When I was told the hotel was “completely full,” and there was “nothing to be done,” immediately my mind dusted off my Catholic background and went to the story of Mary and Joseph, wandering around looking for an inn on Christmas Eve, but to no avail. I decided this was worse. Because at least Mary and Joseph had each other, and unlike me, they hadn’t paid Expedia the equivalent of $157 in non-refundable gold.
After almost 20 hours of travel – San Diego to LA, LA to South Korea, South Korea to Bangkok, i.e. cab rides, rental car drives, almost being killed by an idiot Los Angeleno in a pick up truck, crying babies, restless leg syndrome, language barrier issues – I held it together for a little bit, but eventually burst into tears when the manager at the hotel I was staying at in Bangkok told me my reservation had been booked for the wrong dates. April 13th-16th. Not May 13th-16th.
If I was imperfect, this hotel manager was the opposite. He, with the impeccable English, brown skin and heavy freckles across his nose, gave me my key card and with a voice dripping in sympathy, told me to rest. I didn’t. With chronic sleep-deprivation and a hurt ego, I was basically a mental health patient/character from One Flew Over the Cuckoo’s Nest. I decided the best course of action was not to sleep – even though it was 2 a.m. Bangkok time, my vision was blurring and I didn’t know what day it was – but to call Expedia to transfer blame and unleash a barrage of emotions. Three unfortunate representatives, forty minutes, and $60 later, I tired of being on hold and hung up. I decided to go to sleep, and at that point, not even the lady boys laughing and smoking cigarettes under my window could disturb my slumber.
When I woke in the morning, it was a new day. The first of my seventeen day tour in Southeast Asia. I spent it watching a man offer prayers to Buddha by bending over his golden toes, four feet long, littered with pink flowers, and sided by urns filled with sand stabbed with burning incense sticks. I admired cashmeres and silks, while puncturing a free water cup with my straw and flipping through catalogues of pencil skirts and black suits. I was impressed with how confidently and quickly a thin Thai woman chopped off the top of my coconut with a machete before I wandered around a courtyard cupping a temple made of white marble. I scraped coconut flesh off with my front teeth, and watched a vendor swat away a few flies before dipping a raw chicken into boiling oil.
Like holding your own child for the first time – knowing that it’s your blood flowing through his or her little veins – traveling to a new place is doing something you’ve never done before. It’s feeling things you’ve never felt before. Like the heat of Southeast Asia on your skin and running down your back. It’s meeting people with different points of views. Living in a different way, that tugs you from routine and boredom and makes you feel alive again. And if I ever have a daughter, I want to tell her to do a lot of things she’s never done before. Maybe that’s taking a dance class with a group of strangers. Maybe that’s traveling to a foreign country. Learning a new language. Whatever it is, I think, that in addition to other things, like being kind and having courage (I watched Cinderella on the plane), the meat and bones of living a life you’re proud of is doing things you’ve never done before.

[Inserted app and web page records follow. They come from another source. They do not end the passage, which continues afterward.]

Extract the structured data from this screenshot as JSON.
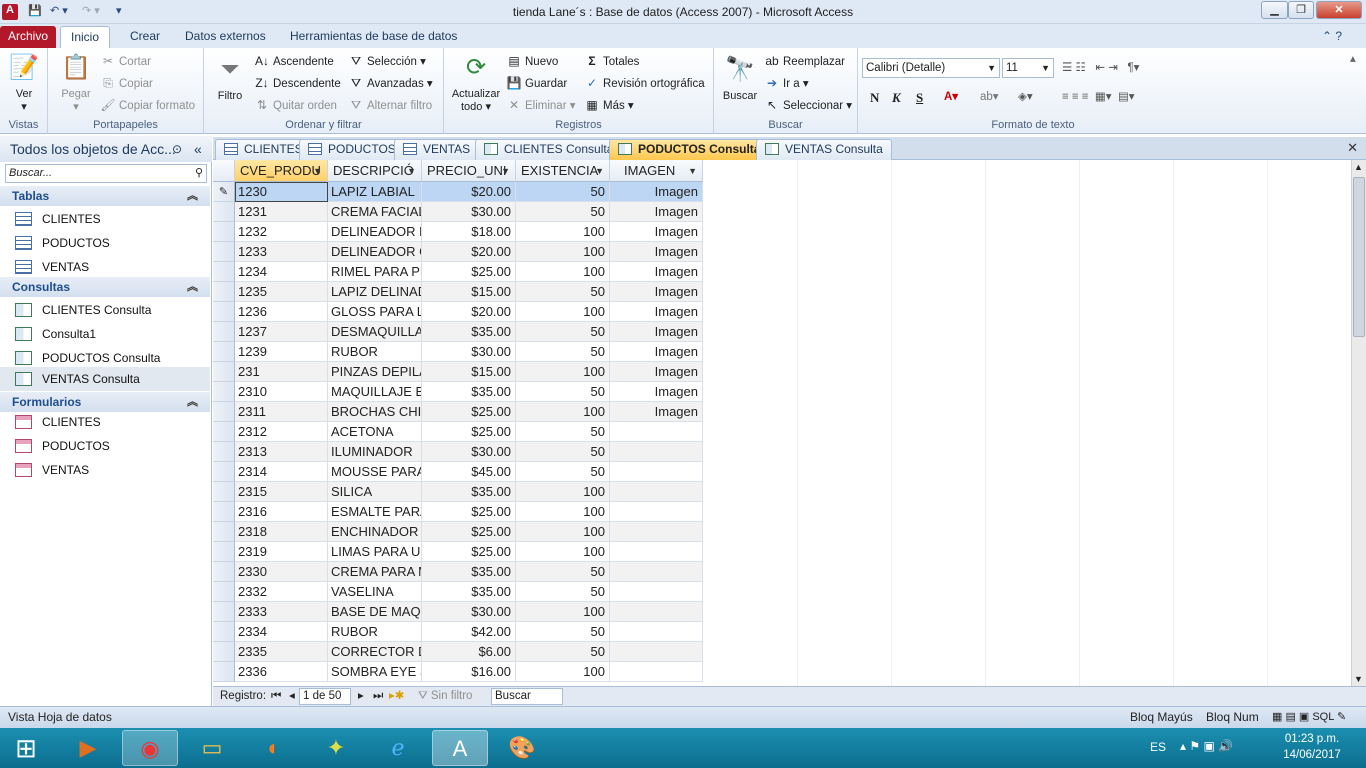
{
  "window": {
    "title": "tienda Lane´s : Base de datos (Access 2007)  -  Microsoft Access",
    "app_icon": "A"
  },
  "ribbon_tabs": [
    "Archivo",
    "Inicio",
    "Crear",
    "Datos externos",
    "Herramientas de base de datos"
  ],
  "ribbon": {
    "vistas": {
      "label": "Vistas",
      "ver": "Ver"
    },
    "portapapeles": {
      "label": "Portapapeles",
      "pegar": "Pegar",
      "cortar": "Cortar",
      "copiar": "Copiar",
      "copiar_formato": "Copiar formato"
    },
    "ordenar": {
      "label": "Ordenar y filtrar",
      "filtro": "Filtro",
      "ascendente": "Ascendente",
      "descendente": "Descendente",
      "quitar_orden": "Quitar orden",
      "seleccion": "Selección",
      "avanzadas": "Avanzadas",
      "alternar_filtro": "Alternar filtro"
    },
    "registros": {
      "label": "Registros",
      "actualizar_line1": "Actualizar",
      "actualizar_line2": "todo",
      "nuevo": "Nuevo",
      "guardar": "Guardar",
      "eliminar": "Eliminar",
      "totales": "Totales",
      "revision": "Revisión ortográfica",
      "mas": "Más"
    },
    "buscar": {
      "label": "Buscar",
      "buscar": "Buscar",
      "reemplazar": "Reemplazar",
      "ir_a": "Ir a",
      "seleccionar": "Seleccionar"
    },
    "formato": {
      "label": "Formato de texto",
      "font": "Calibri (Detalle)",
      "size": "11",
      "bold": "N",
      "italic": "K",
      "underline": "S"
    }
  },
  "nav": {
    "header": "Todos los objetos de Acc...",
    "search_placeholder": "Buscar...",
    "sections": [
      {
        "title": "Tablas",
        "items": [
          "CLIENTES",
          "PODUCTOS",
          "VENTAS"
        ]
      },
      {
        "title": "Consultas",
        "items": [
          "CLIENTES Consulta",
          "Consulta1",
          "PODUCTOS Consulta",
          "VENTAS Consulta"
        ]
      },
      {
        "title": "Formularios",
        "items": [
          "CLIENTES",
          "PODUCTOS",
          "VENTAS"
        ]
      }
    ]
  },
  "doc_tabs": [
    "CLIENTES",
    "PODUCTOS",
    "VENTAS",
    "CLIENTES Consulta",
    "PODUCTOS Consulta",
    "VENTAS Consulta"
  ],
  "grid": {
    "columns": [
      "CVE_PRODU",
      "DESCRIPCIÓ",
      "PRECIO_UNI",
      "EXISTENCIA",
      "IMAGEN"
    ],
    "rows": [
      [
        "1230",
        "LAPIZ LABIAL",
        "$20.00",
        "50",
        "Imagen"
      ],
      [
        "1231",
        "CREMA FACIAL",
        "$30.00",
        "50",
        "Imagen"
      ],
      [
        "1232",
        "DELINEADOR L",
        "$18.00",
        "100",
        "Imagen"
      ],
      [
        "1233",
        "DELINEADOR G",
        "$20.00",
        "100",
        "Imagen"
      ],
      [
        "1234",
        "RIMEL PARA PE",
        "$25.00",
        "100",
        "Imagen"
      ],
      [
        "1235",
        "LAPIZ DELINAD",
        "$15.00",
        "50",
        "Imagen"
      ],
      [
        "1236",
        "GLOSS PARA LA",
        "$20.00",
        "100",
        "Imagen"
      ],
      [
        "1237",
        "DESMAQUILLA",
        "$35.00",
        "50",
        "Imagen"
      ],
      [
        "1239",
        "RUBOR",
        "$30.00",
        "50",
        "Imagen"
      ],
      [
        "231",
        "PINZAS DEPILA",
        "$15.00",
        "100",
        "Imagen"
      ],
      [
        "2310",
        "MAQUILLAJE B.",
        "$35.00",
        "50",
        "Imagen"
      ],
      [
        "2311",
        "BROCHAS CHIC",
        "$25.00",
        "100",
        "Imagen"
      ],
      [
        "2312",
        "ACETONA",
        "$25.00",
        "50",
        ""
      ],
      [
        "2313",
        "ILUMINADOR",
        "$30.00",
        "50",
        ""
      ],
      [
        "2314",
        "MOUSSE PARA",
        "$45.00",
        "50",
        ""
      ],
      [
        "2315",
        "SILICA",
        "$35.00",
        "100",
        ""
      ],
      [
        "2316",
        "ESMALTE PARA",
        "$25.00",
        "100",
        ""
      ],
      [
        "2318",
        "ENCHINADOR",
        "$25.00",
        "100",
        ""
      ],
      [
        "2319",
        "LIMAS PARA UI",
        "$25.00",
        "100",
        ""
      ],
      [
        "2330",
        "CREMA PARA M",
        "$35.00",
        "50",
        ""
      ],
      [
        "2332",
        "VASELINA",
        "$35.00",
        "50",
        ""
      ],
      [
        "2333",
        "BASE DE MAQU",
        "$30.00",
        "100",
        ""
      ],
      [
        "2334",
        "RUBOR",
        "$42.00",
        "50",
        ""
      ],
      [
        "2335",
        "CORRECTOR DI",
        "$6.00",
        "50",
        ""
      ],
      [
        "2336",
        "SOMBRA EYE S",
        "$16.00",
        "100",
        ""
      ]
    ]
  },
  "recnav": {
    "label": "Registro:",
    "position": "1 de 50",
    "filter": "Sin filtro",
    "search": "Buscar"
  },
  "status": {
    "left": "Vista Hoja de datos",
    "caps": "Bloq Mayús",
    "num": "Bloq Num"
  },
  "taskbar": {
    "lang": "ES",
    "time": "01:23 p.m.",
    "date": "14/06/2017"
  }
}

So why a daughter? Specifically? On my trip, I went on a river boat cruise up the Mekong River and we stopped off at a 450 year-old temple in a cave nestled into the side of a limestone cliff blackened in places and topped with dense jungle. The cave was filled with hundreds of buddhas, and in front of the largest one, you could shake a cup full of sticks with numbers written on them until one – only one – fell out. Nearby, there were pieces of paper with Laotian characters on them telling you what your number meant, and what your fortune was. As my guide read my fortune, I felt relieved. He said that I was lucky. Among other things, my fortune said that if I ever decided to have children, my first child would be a beautiful daughter. A few minutes later, after re-boarding the boat and taking off, I spotted an elephant drinking water by the river. On its own volition, and in its natural habitat. I pointed, and squealed and half the boat came to my side. I thought it was a sign. A good omen, if you will.
Maybe I won’t ever have this daughter. But if I do, I will tell her that I hope that in her life she does a lot of things she’s never done before. I will tell her not to be afraid to try something she’s not already good at, like salsa dancing or surfing (but let’s be real, if I have a daughter, she’s trying surfing whether she likes it or not). I will tell her she should try things without being afraid to fail at them, because fear often stops us before we even try.
If I ever have a daughter, I will tell her that there’s no time limit. If she’s not living a life she’s proud of, I hope she has the courage and the strength in her to change that.
I’ll tell her to wear sunscreen, and not celebrate her successes for too long. I’ll tell her never to depend on anyone else to support her. I’ll tell her to travel widely, because I believe you learn so much from seeing the world. I’ll tell her to believe in herself and be brave, but I’ll also tell her to do things she’s never done before. And I hope she does.